Every now and then you get a glimpse, quite accidentally, into how 'Johanna Q Public' sees disability. Those moments are always shocking and always disturbing. That happened to me yesterday.
Vita is on a Retreat. Joe is here with me as I need personal assistance and, let's face it, everyone knows Joe anyway from seeing him around the office. He doesn't attend the retreat, obviously, but he's there for those moments in the day where I need something that I wouldn't feel comfortable asking one of my peers to help me with. When booking the retreat, it was made clear that there would be one person attending who may join us for meals but whose meals were not being paid for by the agency. It was arranged that we'd all get white meal tickets and Joe would get green ones. That way, when he used the ticket, he'd be billed for his food separately. Easy plan, well thought out.
As it happened last night, Joe told me that he'd rather not have meals with us and be the 'only non-Vita' person at a Vita event. He knows he's welcome but he didn't feel comfortable. I'm all about people learning to say 'no' and using their voice to state preferences and, though I'd have liked him to come, agreed that he should choose whatever made him more comfortable.
I arrived a little late and most people were already seated. The area isn't really suited for wheelchairs but I pulled into a table and joined two others. The staff from the restaurant came over to us and said, to me, 'So, you'll be paying for your own then?' I didn't realize at that moment the assumption and the prejudice and the 'world view of disability' behind that statement. I simply said, 'No, he's chosen not to come down and join us'. She had a list of names, she found Joe's name and crossed it off, I gave her mine and we were good to go.
We had dinner.
I talked too much, I'm not very good at social events.
I came back upstairs and found Joe in hotel heaven. He had classical music playing on the computer, as a soundtrack to the card game he had going. He had a beer beside him and he looked wonderfully relaxed.
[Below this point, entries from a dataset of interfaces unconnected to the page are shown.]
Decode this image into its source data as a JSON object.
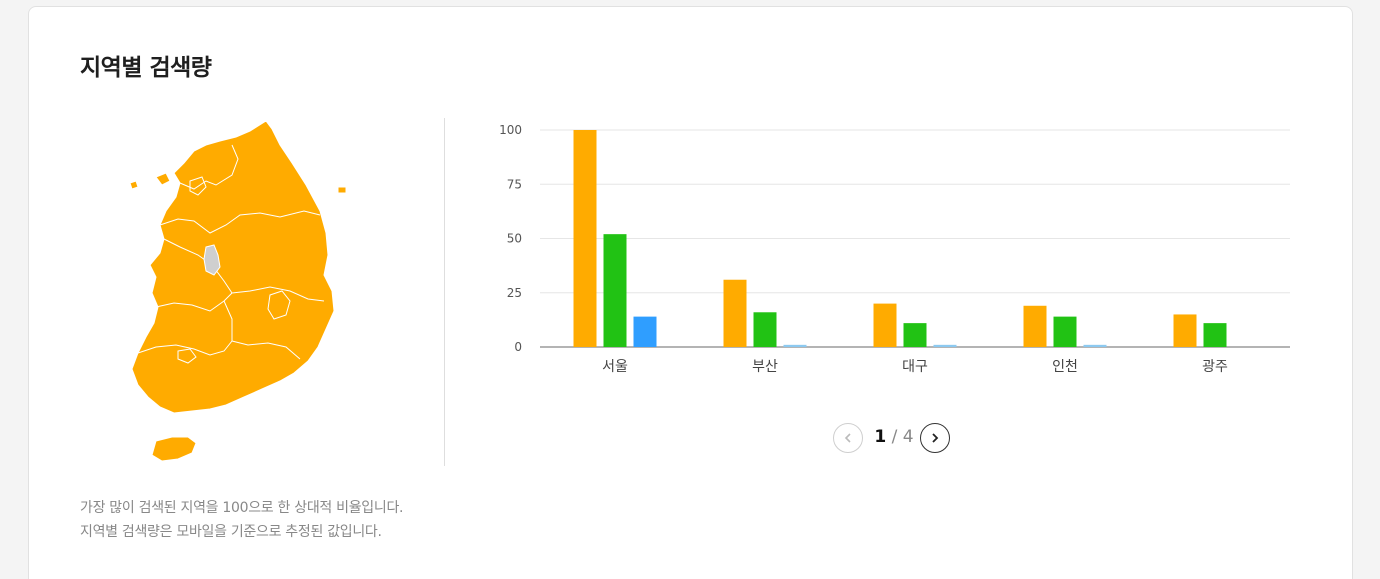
{
  "title": "지역별 검색량",
  "colors": {
    "series1": "#ffab00",
    "series2": "#21c214",
    "series3": "#2f9eff",
    "map_fill": "#ffab00",
    "map_highlight": "#cfcfcf"
  },
  "chart_data": {
    "type": "bar",
    "categories": [
      "서울",
      "부산",
      "대구",
      "인천",
      "광주"
    ],
    "series": [
      {
        "values": [
          100,
          31,
          20,
          19,
          15
        ]
      },
      {
        "values": [
          52,
          16,
          11,
          14,
          11
        ]
      },
      {
        "values": [
          14,
          1,
          1,
          1,
          0
        ]
      }
    ],
    "yticks": [
      0,
      25,
      50,
      75,
      100
    ],
    "ylim": [
      0,
      100
    ],
    "grid": true,
    "title": "",
    "xlabel": "",
    "ylabel": ""
  },
  "pagination": {
    "current": "1",
    "separator": "/",
    "total": "4"
  },
  "notes": [
    "가장 많이 검색된 지역을 100으로 한 상대적 비율입니다.",
    "지역별 검색량은 모바일을 기준으로 추정된 값입니다."
  ]
}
He chatted with me about researching the Titanic and he'd had a great time by himself - he's a nice man. I was really tired as the day had been long, I lay down.
Before my head hit the pillow - WHAM ... it struck me.
She came directly to me. No one else - me. She knew that there was someone there not part of the group, who didn't work for Vita, who was paying for himself.
And she came directly to me.
I'm in a wheelchair.
I can't be employed.
I can't be a member of a group.
I had to be the person excluded because I was the person who was different.
Her assumption, naturally, that I wasn't one of the staff (let alone one of the Directors of the organization) because of my disability and my presence in the world speaks volumes. The stereotypes of those of us with disabilities run so deep that a woman feels confident that she can tell - by the sight of a wheelchair - that she can 'select out' - by the sight of a wheelchair - the person who 'doesn't belong'. The person who 'doesn't work' for the agency.
It had all happened so fast that I never understood the message behind the moment, but when I did - it scared me.
We are a waste of space.
We don't contribute.
We are obviously unemployable.
and the worst
We don't belong.
If we don't begin to powerfully challenge this strong, deep, prejudice about those of us with disabilities - I fear real danger will arise from that attitude.
Real, dark, violent danger.